◆ Your goal
An exact copy of each line below is needed, with no images in it.

* * * * * * * * *

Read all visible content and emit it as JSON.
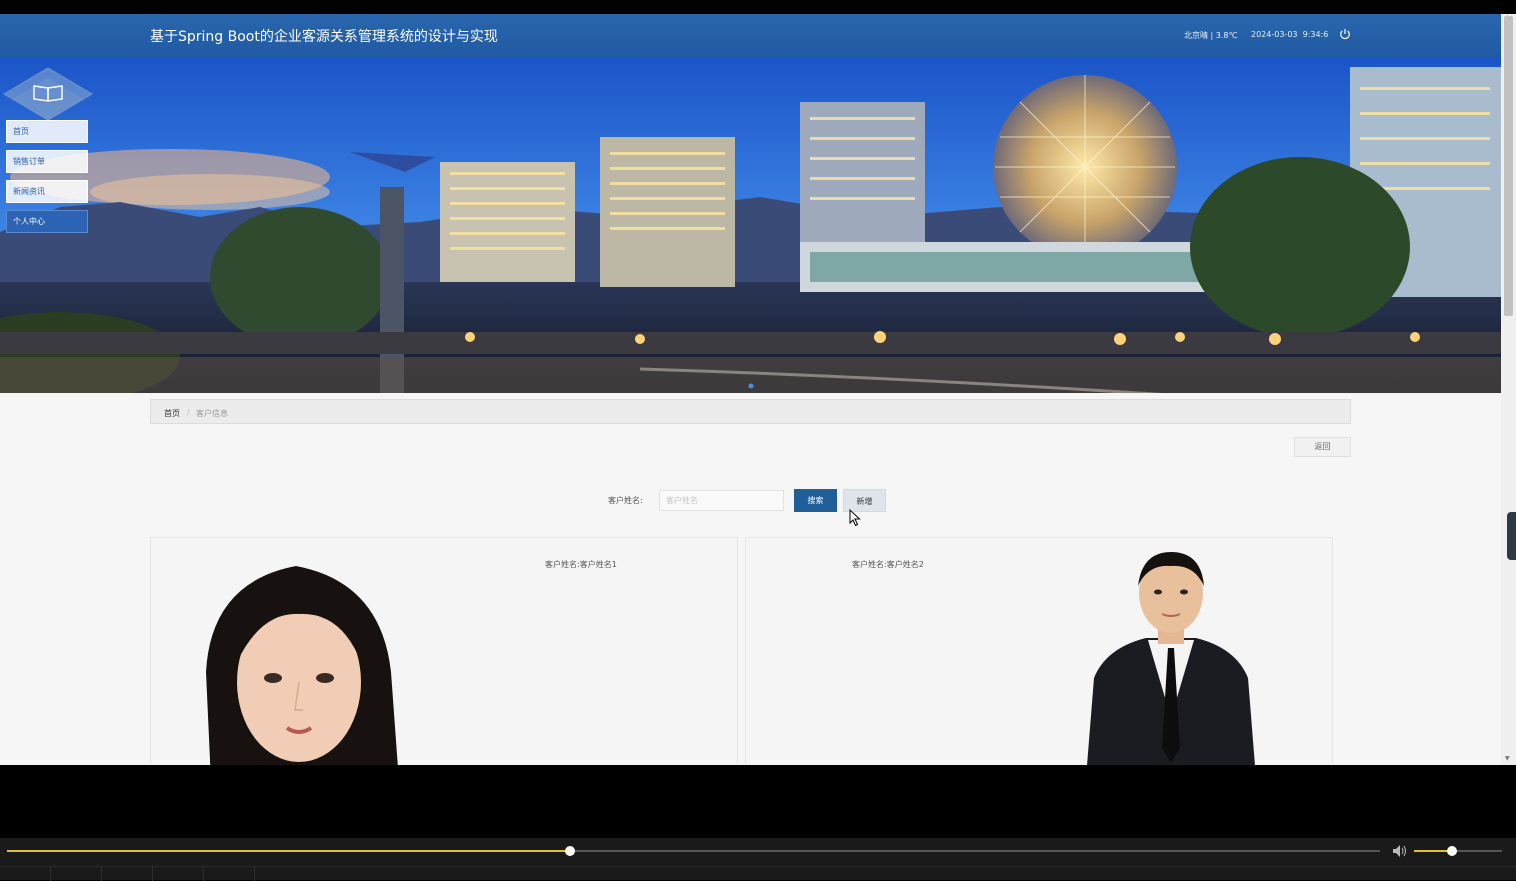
{
  "header": {
    "title": "基于Spring Boot的企业客源关系管理系统的设计与实现",
    "weather": "北京晴 | 3.8℃",
    "date": "2024-03-03",
    "time": "9:34:6"
  },
  "nav": {
    "items": [
      {
        "label": "首页"
      },
      {
        "label": "销售订单"
      },
      {
        "label": "新闻资讯"
      },
      {
        "label": "个人中心"
      }
    ]
  },
  "breadcrumb": {
    "home": "首页",
    "separator": "/",
    "current": "客户信息"
  },
  "actions": {
    "back": "返回"
  },
  "search": {
    "label": "客户姓名:",
    "placeholder": "客户姓名",
    "value": "",
    "search_button": "搜索",
    "add_button": "新增"
  },
  "cards": [
    {
      "name_label": "客户姓名:",
      "name": "客户姓名1"
    },
    {
      "name_label": "客户姓名:",
      "name": "客户姓名2"
    }
  ],
  "player": {
    "progress": 0.41,
    "volume": 0.43
  },
  "colors": {
    "header_bg": "#2162aa",
    "search_button": "#1f5e97",
    "progress": "#e2bf2d"
  },
  "icons": {
    "power": "power-icon",
    "logo": "open-book-icon",
    "volume": "speaker-icon"
  }
}
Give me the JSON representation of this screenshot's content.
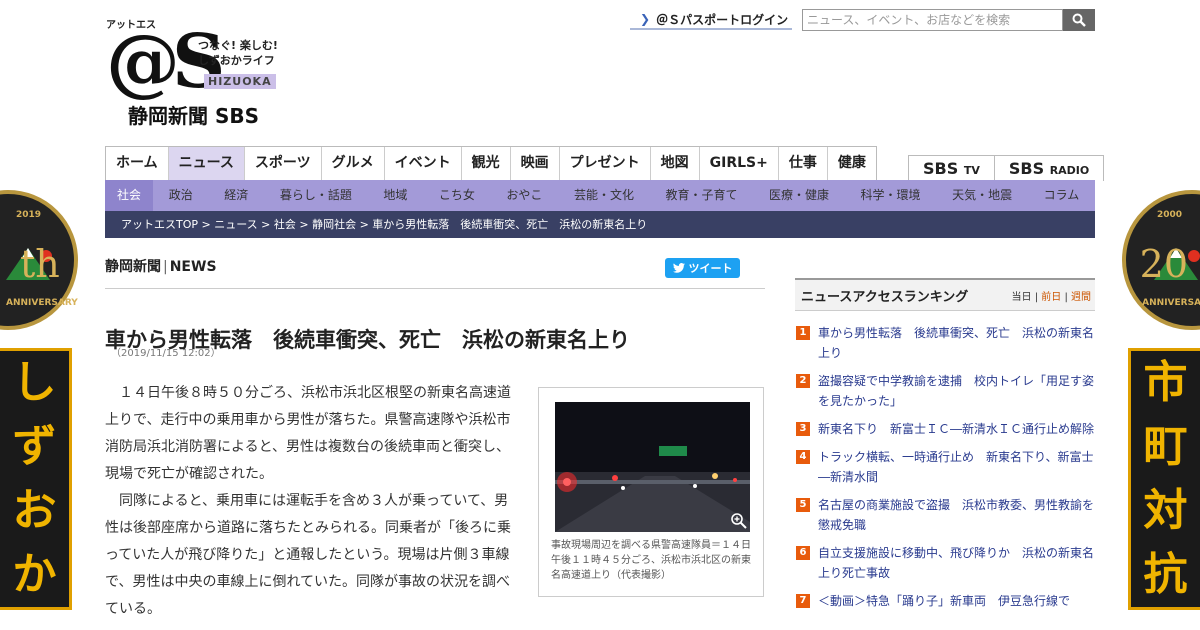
{
  "side_banners": {
    "left": {
      "year": "2019",
      "numeral": "th",
      "anniversary": "ANNIVERSARY",
      "text": [
        "し",
        "ず",
        "お",
        "か"
      ]
    },
    "right": {
      "year": "2000",
      "numeral": "20",
      "anniversary": "ANNIVERSARY",
      "text": [
        "市",
        "町",
        "対",
        "抗"
      ]
    }
  },
  "header": {
    "logo_ruby": "アットエス",
    "logo_mark": "@S",
    "logo_tagline": [
      "つなぐ! 楽しむ!",
      "しずおかライフ"
    ],
    "logo_hizuoka": "HIZUOKA",
    "logo_newspaper": "静岡新聞 SBS",
    "passport_login": "＠Ｓパスポートログイン",
    "search_placeholder": "ニュース、イベント、お店などを検索"
  },
  "global_nav": {
    "items": [
      "ホーム",
      "ニュース",
      "スポーツ",
      "グルメ",
      "イベント",
      "観光",
      "映画",
      "プレゼント",
      "地図",
      "GIRLS+",
      "仕事",
      "健康"
    ],
    "active_index": 1,
    "sbs_links": [
      {
        "main": "SBS",
        "sub": "TV"
      },
      {
        "main": "SBS",
        "sub": "RADIO"
      }
    ]
  },
  "sub_nav": {
    "items": [
      "社会",
      "政治",
      "経済",
      "暮らし・話題",
      "地域",
      "こち女",
      "おやこ",
      "芸能・文化",
      "教育・子育て",
      "医療・健康",
      "科学・環境",
      "天気・地震",
      "コラム"
    ],
    "active_index": 0
  },
  "breadcrumb": "アットエスTOP > ニュース > 社会 > 静岡社会 > 車から男性転落　後続車衝突、死亡　浜松の新東名上り",
  "article": {
    "brand_left": "静岡新聞",
    "brand_right": "NEWS",
    "tweet_label": "ツイート",
    "title": "車から男性転落　後続車衝突、死亡　浜松の新東名上り",
    "date": "（2019/11/15 12:02）",
    "paragraphs": [
      "１４日午後８時５０分ごろ、浜松市浜北区根堅の新東名高速道上りで、走行中の乗用車から男性が落ちた。県警高速隊や浜松市消防局浜北消防署によると、男性は複数台の後続車両と衝突し、現場で死亡が確認された。",
      "同隊によると、乗用車には運転手を含め３人が乗っていて、男性は後部座席から道路に落ちたとみられる。同乗者が「後ろに乗っていた人が飛び降りた」と通報したという。現場は片側３車線で、男性は中央の車線上に倒れていた。同隊が事故の状況を調べている。"
    ],
    "photo_caption": "事故現場周辺を調べる県警高速隊員＝１４日午後１１時４５分ごろ、浜松市浜北区の新東名高速道上り（代表撮影）",
    "zoom_icon": "magnifier-plus-icon"
  },
  "ranking": {
    "title": "ニュースアクセスランキング",
    "tabs": [
      "当日",
      "前日",
      "週間"
    ],
    "active_tab": 1,
    "items": [
      {
        "no": "1",
        "text": "車から男性転落　後続車衝突、死亡　浜松の新東名上り"
      },
      {
        "no": "2",
        "text": "盗撮容疑で中学教諭を逮捕　校内トイレ「用足す姿を見たかった」"
      },
      {
        "no": "3",
        "text": "新東名下り　新富士ＩＣ―新清水ＩＣ通行止め解除"
      },
      {
        "no": "4",
        "text": "トラック横転、一時通行止め　新東名下り、新富士―新清水間"
      },
      {
        "no": "5",
        "text": "名古屋の商業施設で盗撮　浜松市教委、男性教諭を懲戒免職"
      },
      {
        "no": "6",
        "text": "自立支援施設に移動中、飛び降りか　浜松の新東名上り死亡事故"
      },
      {
        "no": "7",
        "text": "＜動画＞特急「踊り子」新車両　伊豆急行線で"
      }
    ]
  },
  "colors": {
    "subnav": "#a39ad8",
    "breadcrumb": "#394064",
    "rank_badge": "#e85b0c",
    "tweet": "#1da1f2"
  }
}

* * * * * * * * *

◆ Result of this exercise
Read all visible content and emit it as JSON.
{
  "header": {
    "title": "基于Spring Boot的企业客源关系管理系统的设计与实现",
    "weather": "北京晴 | 3.8℃",
    "date": "2024-03-03",
    "time": "9:34:6"
  },
  "nav": {
    "items": [
      {
        "label": "首页"
      },
      {
        "label": "销售订单"
      },
      {
        "label": "新闻资讯"
      },
      {
        "label": "个人中心"
      }
    ]
  },
  "breadcrumb": {
    "home": "首页",
    "separator": "/",
    "current": "客户信息"
  },
  "actions": {
    "back": "返回"
  },
  "search": {
    "label": "客户姓名:",
    "placeholder": "客户姓名",
    "value": "",
    "search_button": "搜索",
    "add_button": "新增"
  },
  "cards": [
    {
      "name_label": "客户姓名:",
      "name": "客户姓名1"
    },
    {
      "name_label": "客户姓名:",
      "name": "客户姓名2"
    }
  ],
  "player": {
    "progress": 0.41,
    "volume": 0.43
  },
  "colors": {
    "header_bg": "#2162aa",
    "search_button": "#1f5e97",
    "progress": "#e2bf2d"
  },
  "icons": {
    "power": "power-icon",
    "logo": "open-book-icon",
    "volume": "speaker-icon"
  }
}
Give me the JSON representation of this screenshot's content.
{
  "side_banners": {
    "left": {
      "year": "2019",
      "numeral": "th",
      "anniversary": "ANNIVERSARY",
      "text": [
        "し",
        "ず",
        "お",
        "か"
      ]
    },
    "right": {
      "year": "2000",
      "numeral": "20",
      "anniversary": "ANNIVERSARY",
      "text": [
        "市",
        "町",
        "対",
        "抗"
      ]
    }
  },
  "header": {
    "logo_ruby": "アットエス",
    "logo_mark": "@S",
    "logo_tagline": [
      "つなぐ! 楽しむ!",
      "しずおかライフ"
    ],
    "logo_hizuoka": "HIZUOKA",
    "logo_newspaper": "静岡新聞 SBS",
    "passport_login": "＠Ｓパスポートログイン",
    "search_placeholder": "ニュース、イベント、お店などを検索"
  },
  "global_nav": {
    "items": [
      "ホーム",
      "ニュース",
      "スポーツ",
      "グルメ",
      "イベント",
      "観光",
      "映画",
      "プレゼント",
      "地図",
      "GIRLS+",
      "仕事",
      "健康"
    ],
    "active_index": 1,
    "sbs_links": [
      {
        "main": "SBS",
        "sub": "TV"
      },
      {
        "main": "SBS",
        "sub": "RADIO"
      }
    ]
  },
  "sub_nav": {
    "items": [
      "社会",
      "政治",
      "経済",
      "暮らし・話題",
      "地域",
      "こち女",
      "おやこ",
      "芸能・文化",
      "教育・子育て",
      "医療・健康",
      "科学・環境",
      "天気・地震",
      "コラム"
    ],
    "active_index": 0
  },
  "breadcrumb": "アットエスTOP > ニュース > 社会 > 静岡社会 > 車から男性転落　後続車衝突、死亡　浜松の新東名上り",
  "article": {
    "brand_left": "静岡新聞",
    "brand_right": "NEWS",
    "tweet_label": "ツイート",
    "title": "車から男性転落　後続車衝突、死亡　浜松の新東名上り",
    "date": "（2019/11/15 12:02）",
    "paragraphs": [
      "１４日午後８時５０分ごろ、浜松市浜北区根堅の新東名高速道上りで、走行中の乗用車から男性が落ちた。県警高速隊や浜松市消防局浜北消防署によると、男性は複数台の後続車両と衝突し、現場で死亡が確認された。",
      "同隊によると、乗用車には運転手を含め３人が乗っていて、男性は後部座席から道路に落ちたとみられる。同乗者が「後ろに乗っていた人が飛び降りた」と通報したという。現場は片側３車線で、男性は中央の車線上に倒れていた。同隊が事故の状況を調べている。"
    ],
    "photo_caption": "事故現場周辺を調べる県警高速隊員＝１４日午後１１時４５分ごろ、浜松市浜北区の新東名高速道上り（代表撮影）",
    "zoom_icon": "magnifier-plus-icon"
  },
  "ranking": {
    "title": "ニュースアクセスランキング",
    "tabs": [
      "当日",
      "前日",
      "週間"
    ],
    "active_tab": 1,
    "items": [
      {
        "no": "1",
        "text": "車から男性転落　後続車衝突、死亡　浜松の新東名上り"
      },
      {
        "no": "2",
        "text": "盗撮容疑で中学教諭を逮捕　校内トイレ「用足す姿を見たかった」"
      },
      {
        "no": "3",
        "text": "新東名下り　新富士ＩＣ―新清水ＩＣ通行止め解除"
      },
      {
        "no": "4",
        "text": "トラック横転、一時通行止め　新東名下り、新富士―新清水間"
      },
      {
        "no": "5",
        "text": "名古屋の商業施設で盗撮　浜松市教委、男性教諭を懲戒免職"
      },
      {
        "no": "6",
        "text": "自立支援施設に移動中、飛び降りか　浜松の新東名上り死亡事故"
      },
      {
        "no": "7",
        "text": "＜動画＞特急「踊り子」新車両　伊豆急行線で"
      }
    ]
  },
  "colors": {
    "subnav": "#a39ad8",
    "breadcrumb": "#394064",
    "rank_badge": "#e85b0c",
    "tweet": "#1da1f2"
  }
}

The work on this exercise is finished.